      Jason Poquette 6 years ago from Whitinsville, MA

      Excellently written and very informative Kris. I have been working on getting my weight down as my own blood sugar has been rising slowly. My BMI is just on the border between normal and thankfully I don't have too much to lose. Keep up the great work!

    • Cloverleaf profile image

      Cloverleaf 6 years ago from Calgary, AB, Canada

      Very interesting information here. I had never come across the term "Prediabetes" before so you've taught me something new today. It's good to know what to watch for. Voted up and useful.

    • missolive profile image
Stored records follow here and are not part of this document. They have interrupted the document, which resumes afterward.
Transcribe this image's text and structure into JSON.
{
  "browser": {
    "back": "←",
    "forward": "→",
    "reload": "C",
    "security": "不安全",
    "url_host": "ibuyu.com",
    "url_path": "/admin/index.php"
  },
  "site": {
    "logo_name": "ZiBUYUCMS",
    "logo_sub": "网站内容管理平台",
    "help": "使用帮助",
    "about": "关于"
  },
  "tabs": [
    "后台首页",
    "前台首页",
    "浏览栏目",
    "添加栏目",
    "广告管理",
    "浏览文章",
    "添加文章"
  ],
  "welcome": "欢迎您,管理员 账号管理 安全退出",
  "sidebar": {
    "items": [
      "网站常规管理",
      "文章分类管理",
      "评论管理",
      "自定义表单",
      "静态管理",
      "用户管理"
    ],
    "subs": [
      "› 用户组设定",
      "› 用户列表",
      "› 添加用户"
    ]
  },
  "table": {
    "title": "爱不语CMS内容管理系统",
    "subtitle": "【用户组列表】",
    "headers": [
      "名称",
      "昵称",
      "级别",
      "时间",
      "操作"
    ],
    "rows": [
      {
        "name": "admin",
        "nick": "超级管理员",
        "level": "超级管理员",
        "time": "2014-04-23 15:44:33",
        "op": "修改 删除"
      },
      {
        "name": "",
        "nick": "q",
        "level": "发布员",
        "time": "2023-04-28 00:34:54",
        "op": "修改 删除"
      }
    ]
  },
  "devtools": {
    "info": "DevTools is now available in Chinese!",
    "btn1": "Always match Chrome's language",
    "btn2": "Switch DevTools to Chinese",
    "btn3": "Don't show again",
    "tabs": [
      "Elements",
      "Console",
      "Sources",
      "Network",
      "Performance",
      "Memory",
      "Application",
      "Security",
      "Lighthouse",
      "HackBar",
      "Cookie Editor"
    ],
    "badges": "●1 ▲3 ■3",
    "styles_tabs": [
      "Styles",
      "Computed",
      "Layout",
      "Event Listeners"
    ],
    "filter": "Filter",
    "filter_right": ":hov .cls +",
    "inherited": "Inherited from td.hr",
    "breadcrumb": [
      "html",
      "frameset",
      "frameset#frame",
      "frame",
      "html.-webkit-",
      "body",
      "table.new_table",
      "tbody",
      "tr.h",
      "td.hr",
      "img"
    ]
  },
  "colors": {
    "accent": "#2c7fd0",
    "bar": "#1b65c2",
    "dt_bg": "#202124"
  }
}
      Marisa Hammond Olivares 6 years ago from Texas

      excellent info. It is very important to know the things to look out for. Diabetes runs strong in my mom's family and I meet at least three items on the checklist. I need to remain vigilant.

      Thank you for sharing - voted up

    • Curiad profile image

      Mark G Weller 6 years ago from Lake Charles, LA.

      My last test showed that I was in the prediabetes range even though I an underweight. I appreciate the great research and information!

      Voted Up!

    • Vinaya Ghimire profile image

      Vinaya Ghimire 6 years ago from Nepal

      Recently my mother's blood taste report showed sugar level little high. I read this thoroughly, you have made this hub very informative.

    • Pamela99 profile image

      Pamela Oglesby 6 years ago from United States

      This is an excellent article on the dangers of diabetes and what you can do to prevent it. The information is explained very well.

      Rated up!

    • Kris Heeter profile image

      Kris Heeter 6 years ago from Indiana

      @tsmog - I wish you well on finding that balance! And thanks for pointing out the link problem. It appears to be broken, so I'll get those fixed!

    • tsmog profile image

      Tim Mitchell 6 years ago from Escondido, CA

      Hello Kris. A very informative hub! Packed full of valuable information connecting the elements of cardiovascular health, sleep, and mental health with diabetes.

      Accepting synchronicity this article is helpful in a quest I ventured today - reorganizing my life with wellness/health as the center. Beginning back in Sept with a series about Balancing Bipolar Disorder with Wellness I got off track. My last article on Fear I believe is the conclusion to being off track. I believe this article is leading toward being back On the Right Track. Popping up today it is a healthy reminder regarding that balance, which included diabetes.

      Yep, either there are cameras focused on me, a conspiracy theory in the mix, or it is synchronicity. Thank you - smile.

      Before I forget it appears the links for the related articles are not operational. (Or it is my PC/server connection).

    • Kris Heeter profile image

      Kris Heeter 6 years ago from Indiana

      @blissfulwriter, M0rd0r, RNMSN and kellyward-

      Thanks for the comments. It's sad that it's become so prevalent in our society. Hopefully with more education we can turn the statistics around!

    • RNMSN profile image

      Barbara Bethard 6 years ago from Tucson, Az

      fantastically written, moves right along and is chock full of pertinent life saving information! well done!Now, if only we humans will paid heed.

    • m0rd0r profile image

      Stoill Barzakov 6 years ago from Sofia, Bulgaria

      Very good research Kris.

      I voted up.

    • profile image

      kelleyward 6 years ago

      Great article for those who might be struggling with pre-diabetes. Voted up and useful!

    • BlissfulWriter profile image

      BlissfulWriter 6 years ago

      To avoid diabetes, I'm trying to say away from sugar and high glycemic carbohydrate as much as I can. Of course exercise -- both aerobic and resistance training are good measures too. I sometime walk or run while carrying dumbbells on both hands.